EXTRACTED DATA
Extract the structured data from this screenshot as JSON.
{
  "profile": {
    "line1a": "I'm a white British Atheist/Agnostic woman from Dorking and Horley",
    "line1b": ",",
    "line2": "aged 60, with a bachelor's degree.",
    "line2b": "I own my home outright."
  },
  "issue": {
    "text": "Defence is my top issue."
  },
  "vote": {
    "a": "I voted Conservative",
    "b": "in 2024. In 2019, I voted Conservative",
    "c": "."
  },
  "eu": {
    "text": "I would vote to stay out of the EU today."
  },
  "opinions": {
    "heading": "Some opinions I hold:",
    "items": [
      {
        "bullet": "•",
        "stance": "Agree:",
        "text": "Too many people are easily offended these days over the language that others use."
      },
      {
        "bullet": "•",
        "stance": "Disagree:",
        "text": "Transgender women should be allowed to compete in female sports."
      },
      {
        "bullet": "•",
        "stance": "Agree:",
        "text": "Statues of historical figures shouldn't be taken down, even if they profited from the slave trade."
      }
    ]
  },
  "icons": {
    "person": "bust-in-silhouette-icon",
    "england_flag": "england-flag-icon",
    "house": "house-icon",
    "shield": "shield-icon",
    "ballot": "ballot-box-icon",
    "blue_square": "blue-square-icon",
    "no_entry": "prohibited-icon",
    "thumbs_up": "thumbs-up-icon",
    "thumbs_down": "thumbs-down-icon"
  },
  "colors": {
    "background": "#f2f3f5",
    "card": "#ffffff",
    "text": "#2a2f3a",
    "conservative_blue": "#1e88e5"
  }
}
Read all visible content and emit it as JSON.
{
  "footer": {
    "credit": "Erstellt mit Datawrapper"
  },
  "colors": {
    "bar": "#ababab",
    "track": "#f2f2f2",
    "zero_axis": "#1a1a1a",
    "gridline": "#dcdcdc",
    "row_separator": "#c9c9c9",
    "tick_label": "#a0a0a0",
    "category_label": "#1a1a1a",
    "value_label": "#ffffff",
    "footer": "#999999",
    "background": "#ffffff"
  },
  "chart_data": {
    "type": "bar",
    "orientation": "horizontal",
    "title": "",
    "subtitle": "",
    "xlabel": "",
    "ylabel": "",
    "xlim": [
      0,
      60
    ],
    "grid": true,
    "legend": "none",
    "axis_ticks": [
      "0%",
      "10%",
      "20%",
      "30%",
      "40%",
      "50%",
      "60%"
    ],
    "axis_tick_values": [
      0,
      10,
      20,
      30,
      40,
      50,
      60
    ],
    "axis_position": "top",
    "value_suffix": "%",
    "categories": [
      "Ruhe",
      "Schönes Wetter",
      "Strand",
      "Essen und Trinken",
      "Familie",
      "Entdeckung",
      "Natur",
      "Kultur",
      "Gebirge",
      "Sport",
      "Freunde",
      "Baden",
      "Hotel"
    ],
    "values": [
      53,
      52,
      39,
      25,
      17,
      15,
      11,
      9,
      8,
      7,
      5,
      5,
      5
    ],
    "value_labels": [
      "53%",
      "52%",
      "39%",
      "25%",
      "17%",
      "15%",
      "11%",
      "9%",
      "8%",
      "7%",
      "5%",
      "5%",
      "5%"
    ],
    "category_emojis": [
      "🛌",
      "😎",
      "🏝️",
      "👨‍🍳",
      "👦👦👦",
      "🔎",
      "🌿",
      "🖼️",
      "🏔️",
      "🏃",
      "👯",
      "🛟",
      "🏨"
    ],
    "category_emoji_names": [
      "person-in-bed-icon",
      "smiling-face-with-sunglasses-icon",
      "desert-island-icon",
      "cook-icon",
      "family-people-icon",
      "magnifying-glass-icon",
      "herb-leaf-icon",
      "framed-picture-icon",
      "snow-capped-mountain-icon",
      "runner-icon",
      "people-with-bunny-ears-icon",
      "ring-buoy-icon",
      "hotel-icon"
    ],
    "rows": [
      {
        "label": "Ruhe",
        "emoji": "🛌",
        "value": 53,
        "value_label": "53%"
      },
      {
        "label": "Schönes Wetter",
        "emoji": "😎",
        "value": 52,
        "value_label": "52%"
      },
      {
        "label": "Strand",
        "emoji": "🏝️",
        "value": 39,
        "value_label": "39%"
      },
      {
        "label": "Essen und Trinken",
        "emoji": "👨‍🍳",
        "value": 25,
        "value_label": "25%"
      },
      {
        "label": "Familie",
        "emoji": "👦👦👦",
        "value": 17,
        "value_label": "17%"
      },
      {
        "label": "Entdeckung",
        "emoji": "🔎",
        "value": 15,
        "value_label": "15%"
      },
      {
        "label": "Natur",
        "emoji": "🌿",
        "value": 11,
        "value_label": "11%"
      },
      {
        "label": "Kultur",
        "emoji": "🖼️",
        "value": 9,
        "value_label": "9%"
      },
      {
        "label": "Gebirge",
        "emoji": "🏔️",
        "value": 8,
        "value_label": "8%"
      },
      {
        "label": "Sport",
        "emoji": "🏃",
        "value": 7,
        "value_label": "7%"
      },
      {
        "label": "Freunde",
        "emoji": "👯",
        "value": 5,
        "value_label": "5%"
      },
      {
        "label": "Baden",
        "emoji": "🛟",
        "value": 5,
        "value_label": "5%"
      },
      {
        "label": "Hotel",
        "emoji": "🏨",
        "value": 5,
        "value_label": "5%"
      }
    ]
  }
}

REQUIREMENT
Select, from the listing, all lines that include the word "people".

TASK OUTPUT
        "text": "Too many people are easily offended these days over the language that others use."
      "family-people-icon",
      "people-with-bunny-ears-icon",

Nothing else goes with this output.